"I don't know if I'll recover from this."

Honestly. I wasn't sure. When I think about that car ride I can remember exactly how I felt. It was almost an out of body experience. It wasn't like I knew I would never be the same. That much was a given. It was more of a feeling of deep darkness within my spirit. It was the feeling of sorrow to a degree that I hope to never experience again. In the past when I had gone through hard things, I had the knowledge within my heart that I would be okay, even though I may not have felt it at the time. I did not feel that after my girls. Not at all. Especially after loss number two. Sweet Elsie.
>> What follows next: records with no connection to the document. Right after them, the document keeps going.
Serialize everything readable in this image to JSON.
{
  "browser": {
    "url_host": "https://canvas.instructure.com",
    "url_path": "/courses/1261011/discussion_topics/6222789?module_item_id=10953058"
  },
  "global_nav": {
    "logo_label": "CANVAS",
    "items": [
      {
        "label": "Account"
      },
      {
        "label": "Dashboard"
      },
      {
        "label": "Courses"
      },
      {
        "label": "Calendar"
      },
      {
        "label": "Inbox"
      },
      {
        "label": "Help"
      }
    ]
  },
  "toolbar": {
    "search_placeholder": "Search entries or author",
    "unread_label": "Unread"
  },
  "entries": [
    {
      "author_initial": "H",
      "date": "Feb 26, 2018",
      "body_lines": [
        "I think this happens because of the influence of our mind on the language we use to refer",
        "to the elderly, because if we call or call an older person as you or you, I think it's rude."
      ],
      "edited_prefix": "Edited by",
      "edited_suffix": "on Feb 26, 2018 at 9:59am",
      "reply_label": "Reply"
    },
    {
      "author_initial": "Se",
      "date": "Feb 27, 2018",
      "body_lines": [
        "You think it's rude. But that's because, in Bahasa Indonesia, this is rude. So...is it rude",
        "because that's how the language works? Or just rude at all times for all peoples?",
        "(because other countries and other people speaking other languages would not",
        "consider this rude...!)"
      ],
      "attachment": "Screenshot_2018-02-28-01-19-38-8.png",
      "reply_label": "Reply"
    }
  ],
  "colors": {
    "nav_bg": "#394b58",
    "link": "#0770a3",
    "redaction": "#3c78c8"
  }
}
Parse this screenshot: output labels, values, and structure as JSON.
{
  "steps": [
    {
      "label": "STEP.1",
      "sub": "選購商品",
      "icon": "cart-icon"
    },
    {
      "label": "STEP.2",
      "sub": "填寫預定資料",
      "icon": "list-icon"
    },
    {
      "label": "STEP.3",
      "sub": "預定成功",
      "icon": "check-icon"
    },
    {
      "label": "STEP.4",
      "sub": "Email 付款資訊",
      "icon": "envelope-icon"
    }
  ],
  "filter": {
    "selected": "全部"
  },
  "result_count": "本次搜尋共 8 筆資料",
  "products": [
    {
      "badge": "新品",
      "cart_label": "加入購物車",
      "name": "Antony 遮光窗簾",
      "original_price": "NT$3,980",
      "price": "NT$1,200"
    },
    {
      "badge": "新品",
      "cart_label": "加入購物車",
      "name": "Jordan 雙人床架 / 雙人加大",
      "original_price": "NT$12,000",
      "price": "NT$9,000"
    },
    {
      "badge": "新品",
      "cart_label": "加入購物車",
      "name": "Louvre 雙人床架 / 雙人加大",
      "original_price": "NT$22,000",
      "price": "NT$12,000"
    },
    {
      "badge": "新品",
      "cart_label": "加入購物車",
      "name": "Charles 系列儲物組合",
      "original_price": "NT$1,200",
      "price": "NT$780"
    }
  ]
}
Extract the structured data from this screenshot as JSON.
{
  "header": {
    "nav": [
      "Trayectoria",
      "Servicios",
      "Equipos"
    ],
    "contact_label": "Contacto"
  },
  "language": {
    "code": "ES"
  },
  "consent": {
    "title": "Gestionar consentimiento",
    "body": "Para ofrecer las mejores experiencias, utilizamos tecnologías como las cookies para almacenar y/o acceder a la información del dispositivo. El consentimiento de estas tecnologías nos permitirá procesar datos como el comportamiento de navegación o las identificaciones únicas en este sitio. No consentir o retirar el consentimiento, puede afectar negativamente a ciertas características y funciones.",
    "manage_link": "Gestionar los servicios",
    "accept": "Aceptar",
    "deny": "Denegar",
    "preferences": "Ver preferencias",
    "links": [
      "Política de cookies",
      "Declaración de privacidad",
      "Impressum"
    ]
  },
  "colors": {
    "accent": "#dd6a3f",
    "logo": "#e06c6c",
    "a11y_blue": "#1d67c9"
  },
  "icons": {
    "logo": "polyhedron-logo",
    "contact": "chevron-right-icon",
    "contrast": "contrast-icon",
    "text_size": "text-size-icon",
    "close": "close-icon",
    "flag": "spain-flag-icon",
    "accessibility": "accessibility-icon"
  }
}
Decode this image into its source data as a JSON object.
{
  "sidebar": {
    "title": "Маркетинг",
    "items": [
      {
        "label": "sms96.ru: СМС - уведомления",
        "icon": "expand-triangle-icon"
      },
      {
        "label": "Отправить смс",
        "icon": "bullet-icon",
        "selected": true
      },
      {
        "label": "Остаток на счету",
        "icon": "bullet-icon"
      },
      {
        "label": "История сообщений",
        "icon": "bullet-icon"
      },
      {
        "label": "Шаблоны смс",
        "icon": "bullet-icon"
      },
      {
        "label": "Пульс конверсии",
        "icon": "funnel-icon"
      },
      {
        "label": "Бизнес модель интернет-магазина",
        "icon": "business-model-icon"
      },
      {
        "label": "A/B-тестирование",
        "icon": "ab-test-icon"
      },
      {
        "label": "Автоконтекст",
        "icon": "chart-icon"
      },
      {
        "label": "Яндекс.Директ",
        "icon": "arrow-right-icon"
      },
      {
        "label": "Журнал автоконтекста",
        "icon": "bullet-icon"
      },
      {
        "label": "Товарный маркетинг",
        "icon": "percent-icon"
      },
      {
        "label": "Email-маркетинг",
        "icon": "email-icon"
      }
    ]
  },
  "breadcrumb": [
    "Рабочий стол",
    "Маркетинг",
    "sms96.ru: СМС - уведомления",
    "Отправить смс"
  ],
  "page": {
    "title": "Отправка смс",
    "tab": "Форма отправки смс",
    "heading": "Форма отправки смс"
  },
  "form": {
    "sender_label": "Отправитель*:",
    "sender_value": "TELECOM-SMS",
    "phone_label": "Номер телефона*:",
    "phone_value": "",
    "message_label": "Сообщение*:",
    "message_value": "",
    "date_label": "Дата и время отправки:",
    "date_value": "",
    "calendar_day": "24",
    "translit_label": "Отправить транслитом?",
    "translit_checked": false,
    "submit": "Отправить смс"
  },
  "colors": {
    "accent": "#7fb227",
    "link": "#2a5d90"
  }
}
Opportunities to share about our story and about our girls and about our adoption continue to arise as time goes on, and as I stared at the pages of this local magazine that featured our story, I was struck with a feeling that I don't know I've had before in regards to losing our first two.


I felt grateful. Not grateful for the opportunity, specifically (although I am!) Not grateful for my girls in general. Not grateful for our story (I'm not grateful that my kids died, y'all.) 

I felt grateful that God chooses to give me a voice to speak about hardship and equips me with the strength to do it. After Elsie left, I feared that if I didn't talk about it publicly as soon as possible, everyone would forget about my girls and their legacy and the hope that is to be found. I do not crave the spotlight in any sort of way, I didn't choose this. I'd rather live a long life with my three children than be asked to write and speak about the deaths of the first two. But I craved that my girls would be known. More than anything, I wanted them to be remembered. But honestly, during those first few months I couldn't muster up the strength to share much more than a few blog posts every now and again because the courage just wasn't there. I was so sad. And there still are so many sad days. So many weak days.

So when people tell me I'm strong for sharing more now, or when they tell me that I'm brave, really what they are seeing is that I am equipped. I don't feel strong. Really, I don't. I feel weak. I stare at pictures of my children who are not here and I weep. 

But I feel equipped. And I did not feel equipped before. The Lord continues to give me little ounces of courage at a time. He nudges my heart and he breathes truth into my lungs. I know that my girls will not be forgotten because their lives were too mighty not to be remembered. Their Maker is too mighty not to be noticed. 

So if you're ever wondering what it feels like to talk about them or to write about them or to speak about them. It feels scary. It feels sad. It feels like heartache mixed with hope. But it also feels right.